Exercise aim>
Restate all entries exactly.

Material supplied>
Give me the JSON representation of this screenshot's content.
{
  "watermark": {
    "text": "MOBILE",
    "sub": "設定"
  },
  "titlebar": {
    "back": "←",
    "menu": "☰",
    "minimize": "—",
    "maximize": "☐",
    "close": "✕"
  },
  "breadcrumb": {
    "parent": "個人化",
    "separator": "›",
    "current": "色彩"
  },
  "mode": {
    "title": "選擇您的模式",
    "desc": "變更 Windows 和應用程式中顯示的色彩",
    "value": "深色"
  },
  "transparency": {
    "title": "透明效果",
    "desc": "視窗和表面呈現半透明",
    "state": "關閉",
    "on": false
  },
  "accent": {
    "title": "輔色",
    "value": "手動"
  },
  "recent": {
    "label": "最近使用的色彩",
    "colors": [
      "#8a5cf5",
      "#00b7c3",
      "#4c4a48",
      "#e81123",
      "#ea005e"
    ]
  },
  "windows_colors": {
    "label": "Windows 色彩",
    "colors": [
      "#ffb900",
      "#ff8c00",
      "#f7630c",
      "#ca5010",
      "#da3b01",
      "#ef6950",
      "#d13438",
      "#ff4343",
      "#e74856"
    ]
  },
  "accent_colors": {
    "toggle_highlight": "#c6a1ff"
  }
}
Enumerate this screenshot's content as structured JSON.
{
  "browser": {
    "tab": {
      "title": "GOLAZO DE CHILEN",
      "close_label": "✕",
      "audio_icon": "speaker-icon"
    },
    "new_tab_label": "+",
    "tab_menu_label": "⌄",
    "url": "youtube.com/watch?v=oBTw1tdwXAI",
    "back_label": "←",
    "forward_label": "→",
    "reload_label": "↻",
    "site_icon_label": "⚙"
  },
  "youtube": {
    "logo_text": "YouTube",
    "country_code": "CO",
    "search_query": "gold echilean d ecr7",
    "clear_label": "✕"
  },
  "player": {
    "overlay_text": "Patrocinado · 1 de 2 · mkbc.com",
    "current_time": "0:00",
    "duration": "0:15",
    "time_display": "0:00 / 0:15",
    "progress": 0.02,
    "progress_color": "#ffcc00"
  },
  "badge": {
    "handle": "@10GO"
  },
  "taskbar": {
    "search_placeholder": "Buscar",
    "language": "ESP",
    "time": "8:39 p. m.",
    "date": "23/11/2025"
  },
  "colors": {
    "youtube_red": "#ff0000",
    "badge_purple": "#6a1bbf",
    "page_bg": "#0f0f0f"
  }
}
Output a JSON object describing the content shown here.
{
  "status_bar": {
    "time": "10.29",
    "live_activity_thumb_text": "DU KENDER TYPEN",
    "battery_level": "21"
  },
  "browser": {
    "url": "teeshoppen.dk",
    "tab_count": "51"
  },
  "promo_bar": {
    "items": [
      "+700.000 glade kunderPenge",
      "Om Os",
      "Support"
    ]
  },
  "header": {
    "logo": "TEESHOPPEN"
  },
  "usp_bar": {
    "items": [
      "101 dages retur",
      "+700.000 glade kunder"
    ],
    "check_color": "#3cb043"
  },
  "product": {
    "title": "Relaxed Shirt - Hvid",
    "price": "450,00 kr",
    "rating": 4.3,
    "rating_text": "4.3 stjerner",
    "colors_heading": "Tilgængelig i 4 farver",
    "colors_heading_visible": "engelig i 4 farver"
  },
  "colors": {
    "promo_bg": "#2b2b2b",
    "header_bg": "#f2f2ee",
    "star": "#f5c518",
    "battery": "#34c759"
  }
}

Output for this exercise>
Give me the JSON representation of this screenshot's content.
{
  "watermark": {
    "text": "MOBILE",
    "sub": "設定"
  },
  "titlebar": {
    "back": "←",
    "menu": "☰",
    "minimize": "—",
    "maximize": "☐",
    "close": "✕"
  },
  "breadcrumb": {
    "parent": "個人化",
    "separator": "›",
    "current": "色彩"
  },
  "mode": {
    "title": "選擇您的模式",
    "desc": "變更 Windows 和應用程式中顯示的色彩",
    "value": "深色"
  },
  "transparency": {
    "title": "透明效果",
    "desc": "視窗和表面呈現半透明",
    "state": "關閉",
    "on": false
  },
  "accent": {
    "title": "輔色",
    "value": "手動"
  },
  "recent": {
    "label": "最近使用的色彩",
    "colors": [
      "#8a5cf5",
      "#00b7c3",
      "#4c4a48",
      "#e81123",
      "#ea005e"
    ]
  },
  "windows_colors": {
    "label": "Windows 色彩",
    "colors": [
      "#ffb900",
      "#ff8c00",
      "#f7630c",
      "#ca5010",
      "#da3b01",
      "#ef6950",
      "#d13438",
      "#ff4343",
      "#e74856"
    ]
  },
  "accent_colors": {
    "toggle_highlight": "#c6a1ff"
  }
}
Enumerate this screenshot's content as structured JSON.
{
  "browser": {
    "tab": {
      "title": "GOLAZO DE CHILEN",
      "close_label": "✕",
      "audio_icon": "speaker-icon"
    },
    "new_tab_label": "+",
    "tab_menu_label": "⌄",
    "url": "youtube.com/watch?v=oBTw1tdwXAI",
    "back_label": "←",
    "forward_label": "→",
    "reload_label": "↻",
    "site_icon_label": "⚙"
  },
  "youtube": {
    "logo_text": "YouTube",
    "country_code": "CO",
    "search_query": "gold echilean d ecr7",
    "clear_label": "✕"
  },
  "player": {
    "overlay_text": "Patrocinado · 1 de 2 · mkbc.com",
    "current_time": "0:00",
    "duration": "0:15",
    "time_display": "0:00 / 0:15",
    "progress": 0.02,
    "progress_color": "#ffcc00"
  },
  "badge": {
    "handle": "@10GO"
  },
  "taskbar": {
    "search_placeholder": "Buscar",
    "language": "ESP",
    "time": "8:39 p. m.",
    "date": "23/11/2025"
  },
  "colors": {
    "youtube_red": "#ff0000",
    "badge_purple": "#6a1bbf",
    "page_bg": "#0f0f0f"
  }
}
Output a JSON object describing the content shown here.
{
  "status_bar": {
    "time": "10.29",
    "live_activity_thumb_text": "DU KENDER TYPEN",
    "battery_level": "21"
  },
  "browser": {
    "url": "teeshoppen.dk",
    "tab_count": "51"
  },
  "promo_bar": {
    "items": [
      "+700.000 glade kunderPenge",
      "Om Os",
      "Support"
    ]
  },
  "header": {
    "logo": "TEESHOPPEN"
  },
  "usp_bar": {
    "items": [
      "101 dages retur",
      "+700.000 glade kunder"
    ],
    "check_color": "#3cb043"
  },
  "product": {
    "title": "Relaxed Shirt - Hvid",
    "price": "450,00 kr",
    "rating": 4.3,
    "rating_text": "4.3 stjerner",
    "colors_heading": "Tilgængelig i 4 farver",
    "colors_heading_visible": "engelig i 4 farver"
  },
  "colors": {
    "promo_bg": "#2b2b2b",
    "header_bg": "#f2f2ee",
    "star": "#f5c518",
    "battery": "#34c759"
  }
}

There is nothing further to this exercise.